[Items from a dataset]
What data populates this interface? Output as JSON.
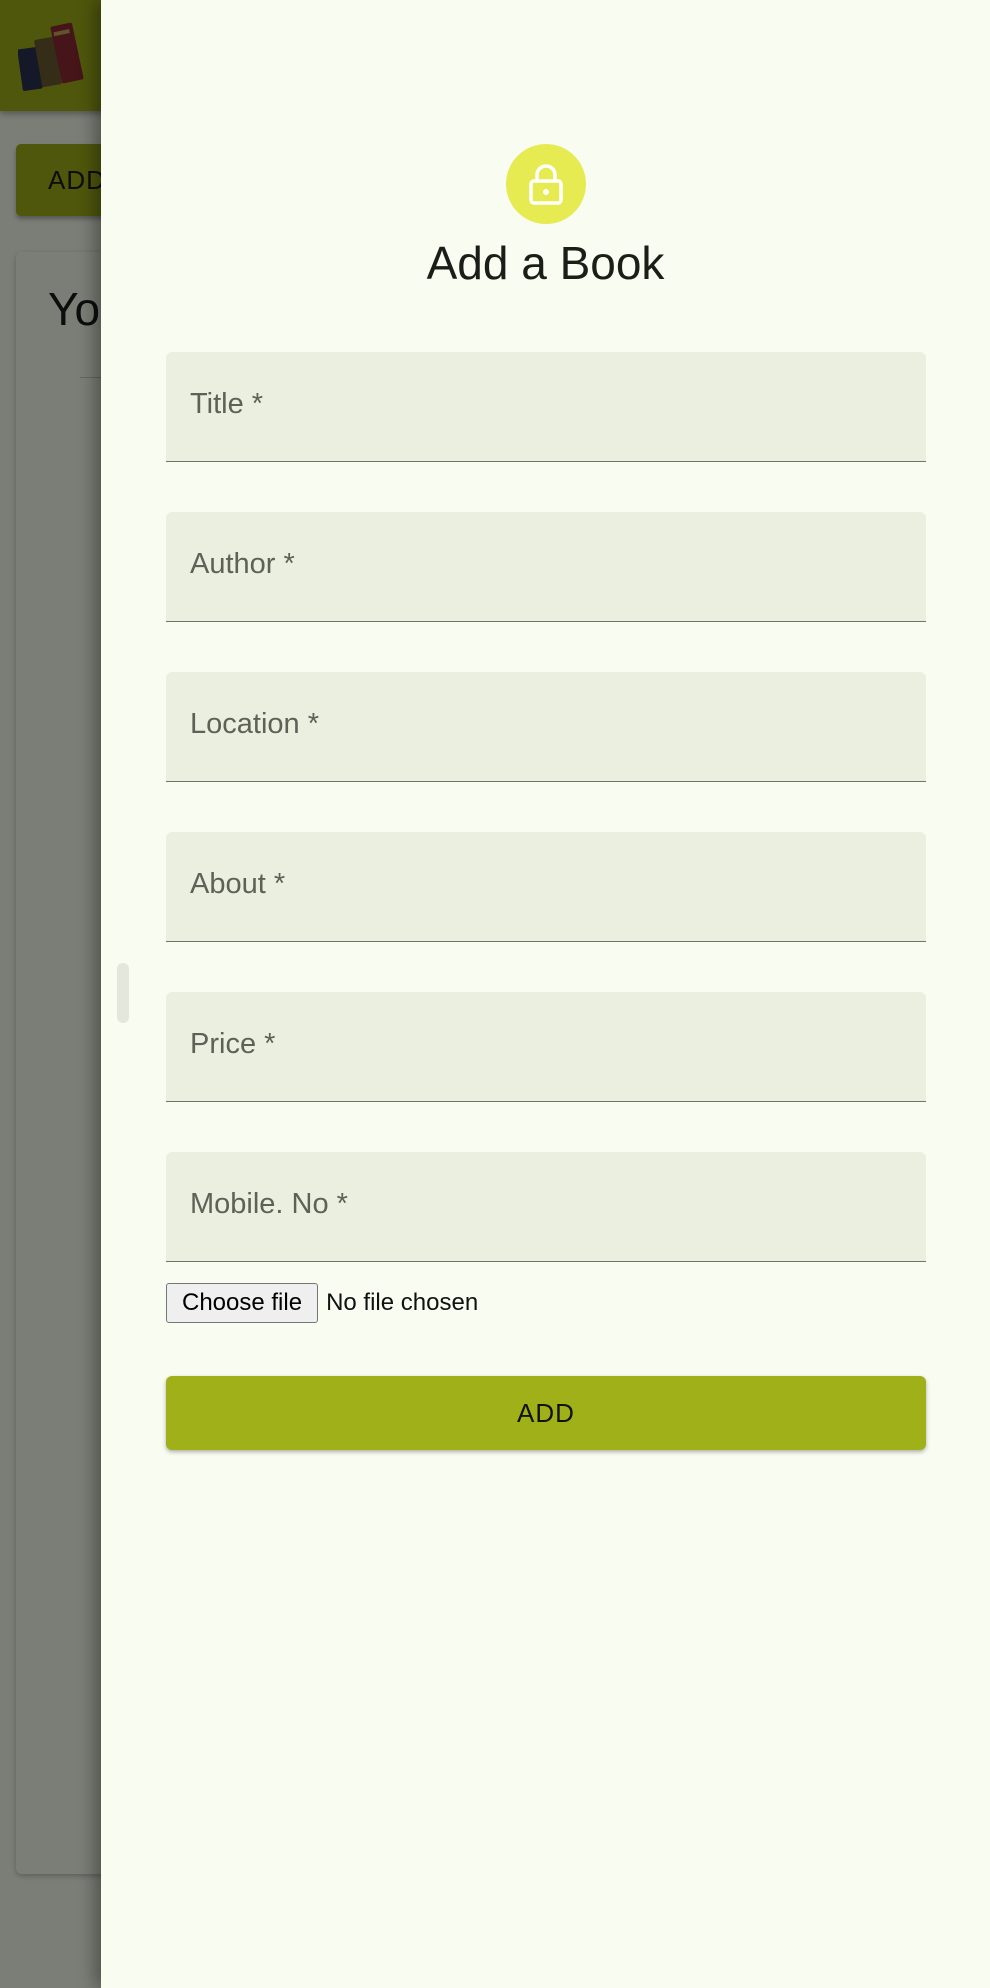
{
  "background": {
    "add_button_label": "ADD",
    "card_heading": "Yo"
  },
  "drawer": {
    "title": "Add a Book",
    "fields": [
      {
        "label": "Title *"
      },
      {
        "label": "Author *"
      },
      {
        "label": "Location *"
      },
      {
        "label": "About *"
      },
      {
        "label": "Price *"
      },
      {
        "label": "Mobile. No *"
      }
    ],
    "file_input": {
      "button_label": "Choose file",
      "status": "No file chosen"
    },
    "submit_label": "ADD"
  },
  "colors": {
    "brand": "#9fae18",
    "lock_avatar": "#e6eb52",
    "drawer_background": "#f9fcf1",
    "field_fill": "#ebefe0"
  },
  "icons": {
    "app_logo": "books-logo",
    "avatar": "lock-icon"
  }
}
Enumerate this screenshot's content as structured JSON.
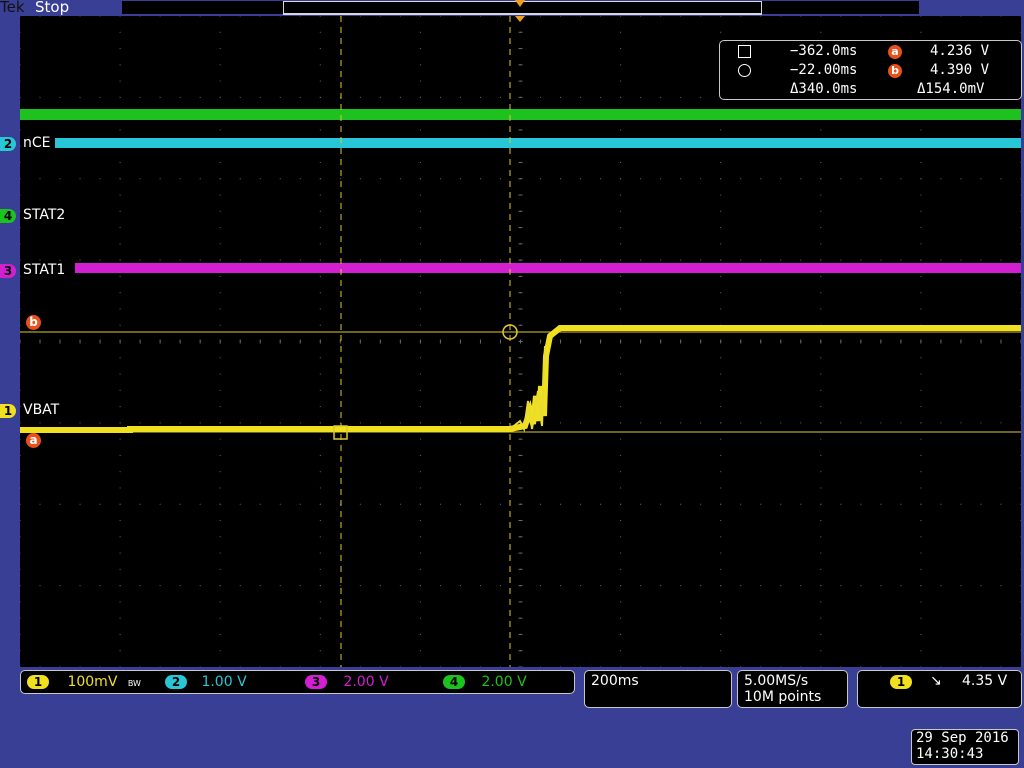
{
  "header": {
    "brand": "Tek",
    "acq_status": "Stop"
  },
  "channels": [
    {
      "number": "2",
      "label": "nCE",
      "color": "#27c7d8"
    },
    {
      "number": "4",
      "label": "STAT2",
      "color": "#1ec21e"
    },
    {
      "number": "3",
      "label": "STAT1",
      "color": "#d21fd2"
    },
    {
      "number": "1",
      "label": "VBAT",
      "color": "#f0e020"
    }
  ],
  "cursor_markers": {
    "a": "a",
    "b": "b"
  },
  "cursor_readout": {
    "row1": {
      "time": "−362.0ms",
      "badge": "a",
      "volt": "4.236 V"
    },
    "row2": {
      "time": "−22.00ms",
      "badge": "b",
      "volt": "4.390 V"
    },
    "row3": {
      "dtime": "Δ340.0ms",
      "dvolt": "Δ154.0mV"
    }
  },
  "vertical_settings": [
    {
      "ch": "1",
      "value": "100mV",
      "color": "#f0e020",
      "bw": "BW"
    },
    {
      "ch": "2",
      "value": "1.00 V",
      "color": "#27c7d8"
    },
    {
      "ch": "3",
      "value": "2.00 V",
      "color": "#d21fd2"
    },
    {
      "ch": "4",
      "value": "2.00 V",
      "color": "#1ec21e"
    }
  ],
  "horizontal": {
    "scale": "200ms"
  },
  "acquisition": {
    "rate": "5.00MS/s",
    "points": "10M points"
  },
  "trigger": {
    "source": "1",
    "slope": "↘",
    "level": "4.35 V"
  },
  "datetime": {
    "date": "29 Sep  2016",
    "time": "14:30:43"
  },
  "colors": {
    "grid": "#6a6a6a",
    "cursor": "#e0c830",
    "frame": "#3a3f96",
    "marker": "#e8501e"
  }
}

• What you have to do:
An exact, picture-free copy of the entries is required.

• Solved problem:
What data populates this interface? Output as JSON.
{
  "background": {
    "add_button_label": "ADD",
    "card_heading": "Yo"
  },
  "drawer": {
    "title": "Add a Book",
    "fields": [
      {
        "label": "Title *"
      },
      {
        "label": "Author *"
      },
      {
        "label": "Location *"
      },
      {
        "label": "About *"
      },
      {
        "label": "Price *"
      },
      {
        "label": "Mobile. No *"
      }
    ],
    "file_input": {
      "button_label": "Choose file",
      "status": "No file chosen"
    },
    "submit_label": "ADD"
  },
  "colors": {
    "brand": "#9fae18",
    "lock_avatar": "#e6eb52",
    "drawer_background": "#f9fcf1",
    "field_fill": "#ebefe0"
  },
  "icons": {
    "app_logo": "books-logo",
    "avatar": "lock-icon"
  }
}
Enumerate this screenshot's content as structured JSON.
{
  "header": {
    "brand": "Tek",
    "acq_status": "Stop"
  },
  "channels": [
    {
      "number": "2",
      "label": "nCE",
      "color": "#27c7d8"
    },
    {
      "number": "4",
      "label": "STAT2",
      "color": "#1ec21e"
    },
    {
      "number": "3",
      "label": "STAT1",
      "color": "#d21fd2"
    },
    {
      "number": "1",
      "label": "VBAT",
      "color": "#f0e020"
    }
  ],
  "cursor_markers": {
    "a": "a",
    "b": "b"
  },
  "cursor_readout": {
    "row1": {
      "time": "−362.0ms",
      "badge": "a",
      "volt": "4.236 V"
    },
    "row2": {
      "time": "−22.00ms",
      "badge": "b",
      "volt": "4.390 V"
    },
    "row3": {
      "dtime": "Δ340.0ms",
      "dvolt": "Δ154.0mV"
    }
  },
  "vertical_settings": [
    {
      "ch": "1",
      "value": "100mV",
      "color": "#f0e020",
      "bw": "BW"
    },
    {
      "ch": "2",
      "value": "1.00 V",
      "color": "#27c7d8"
    },
    {
      "ch": "3",
      "value": "2.00 V",
      "color": "#d21fd2"
    },
    {
      "ch": "4",
      "value": "2.00 V",
      "color": "#1ec21e"
    }
  ],
  "horizontal": {
    "scale": "200ms"
  },
  "acquisition": {
    "rate": "5.00MS/s",
    "points": "10M points"
  },
  "trigger": {
    "source": "1",
    "slope": "↘",
    "level": "4.35 V"
  },
  "datetime": {
    "date": "29 Sep  2016",
    "time": "14:30:43"
  },
  "colors": {
    "grid": "#6a6a6a",
    "cursor": "#e0c830",
    "frame": "#3a3f96",
    "marker": "#e8501e"
  }
}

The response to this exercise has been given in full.